http://www.tennessean.com/story/mone...ewery/6712551/

FRANKLIN –
Brewmaster Derrick Morse wants Cool Springs to one day be known as much for his handmade, high-gravity beers as it is today for mall traffic and chain stores.

That shift could start later this month when the Cool Springs Brewery makes its pitch to broaden the pallettes of Nashville beer nerds as the microbrewery's high-gravity, higher alcohol content beers hit liquour store shelves for the first time.

After those first four high-gravity beers are launched, Morse has an array of barrel-aged sour beers — beers made with wild yeast strains and quite popular in Europe — that he'll next unveil in bottles later this year.

A Boulder, Colo. transplant and former marketing executive-turned-home brewer, Morse said the brewpub won't go toe-to-toe — or tap to tap —with the more established local craft brewers like Yazoo or Blackstone.

Instead, Cool Springs Brewery will chase a niche: Beer lovers craving hard-to-find flavors among Nashville's brewing landscape.

As Nashville beer lovers become more discerning, Morse, 33, is betting his nontraditional brewing style and unusual flavors will find Nashville beer snobs.

"(The Nashville market) is so saturated right now," said Morse. "There's a hole that we're able to fill with our particular brewing style and our uniqueness and the way that we handle our company. ... The techniques we utilize here are different."

The arrival of Cool Springs Brewery's beers on stores shelves comes as craft brewers continue to tap into Nashville seemingly bottomless keg of local brewers. The new brewing arrivals include Czann's Brewing Co., HonkyTonk Brewing Co., Black Abbey Brewing Co. and Little Harpeth Brewing, among others.

Back in 2009, there wasn't such a buzz about local brewing. In 2009, Cool Springs Brewery owners Chris and Jane Hartland bought the former Guido's Restaurant in Cool Springs and made it the first licensed and locally owned microbrewery in Williamson County. They later renamed it Cool Springs Brewery.

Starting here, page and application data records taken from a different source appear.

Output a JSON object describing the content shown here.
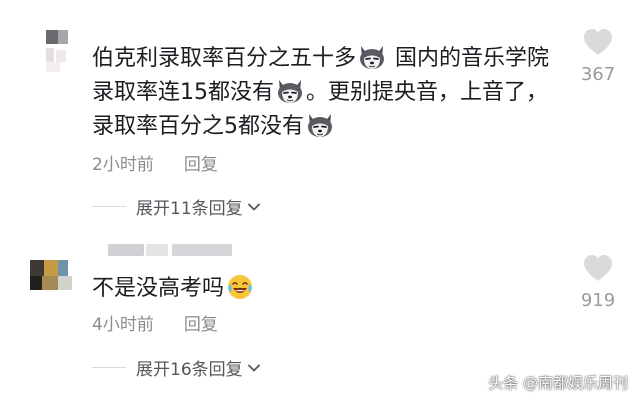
{
  "comments": [
    {
      "segments": [
        "伯克利录取率百分之五十多",
        " 国内的音乐学院录取率连15都没有",
        "。更别提央音，上音了，录取率百分之5都没有",
        ""
      ],
      "time": "2小时前",
      "reply_label": "回复",
      "expand_label": "展开11条回复",
      "likes": "367",
      "emoji": "husky-dog-emoji"
    },
    {
      "text": "不是没高考吗",
      "time": "4小时前",
      "reply_label": "回复",
      "expand_label": "展开16条回复",
      "likes": "919",
      "emoji": "laughing-crying-emoji"
    }
  ],
  "watermark": "头条 @南都娱乐周刊",
  "colors": {
    "text": "#1c1c22",
    "meta": "#8a8b91",
    "heart": "#d9d9dc"
  }
}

Morse's arrival as brewmaster two years ago first prompted talk of bottling their beers, said Jane Hartland, brewery co-owner. To cut their overhead, Morse and co-owner Chris Hartland are building their own bottling machine and believe the brewpub's tanks can meet demand in the restaurant and in Nashville stores. Cool Springs Brewery's brews will only be sold at first to about 10 to 12 stores.

As far as sales go, no one can predcit yet what to expect since locally brewed high-gravity beers are scarce.

"It's definitely going to be an advantage for us," said Jane Hartland. "Hopefully it will pave the way for us to expand further in the future."

Morse believes its younger, successful beer fans who will taste his beers and spend as much as $18 per 22-ounce glass "bomber."

"As the Gen Xers and the millenials get to the good parts of their careers, they're spending money," Morse said. "They don't want to spend money on the things that their parents spent money on."

With so much brewing competition, a unique taste and approach is the crucial difference between a success or falling flat.

"Beer nerds want what they can't get," said Chip DeVier, owner of Craft Brewed bottle shop and tap room on Franklin Pike in Nashville. "People want the unique, the rare, the harder to stuff to get. That's going to work to their advantage."

The choice to bottle only the high-gravity, higher alcohol beers will put Morse's beers in front of their intended audience, said Brian Odencrantz, high-gravity beer and spirits manager at beverage distributor Ajax Turner Co. Inc.

"People who go to liquor stores for beer, they're not looking for the Budweisers of the world," Odencrantz said.

But how to get around the connotation that Cool Springs isn't craft beer haven? They're selling the bottled beers under the name "CSB".

If Morse has his way, people will associate CSB with good beer.

"I know what I like to see when I walk into a store," Morse said. "We never put anything on tap that I wouldn't sit on the other side of the bar and enjoy myself."

Reach Kevin Walters at (615) 771-5472 or on Twitter @thekevinwalters.

ABOUT HIGH-GRAVITY BEER


While Gov. Bill Haslam formally signed legislation this week allowing grocery stores to sell wine starting in 2016, the higher alcohol content "high-gravity" beer will remain available in liquor stores only.

In Tennessee, any beer containing more than 6.25 percent Alcohol By Volume is called "high gravity." Any beer with less than 6.25 percent ABV is called "low gravity" and cannot be sold in a liquor store. Low gravity beer must be sold in grocery stores or convenience stores.


The bottles of CSB beers will have a soft release later this month and an official release April 5 at the East Nashville Beer Festival at East Park, 700 Woodland Street, Nashville. CSB beers can be found in stores starting April 14.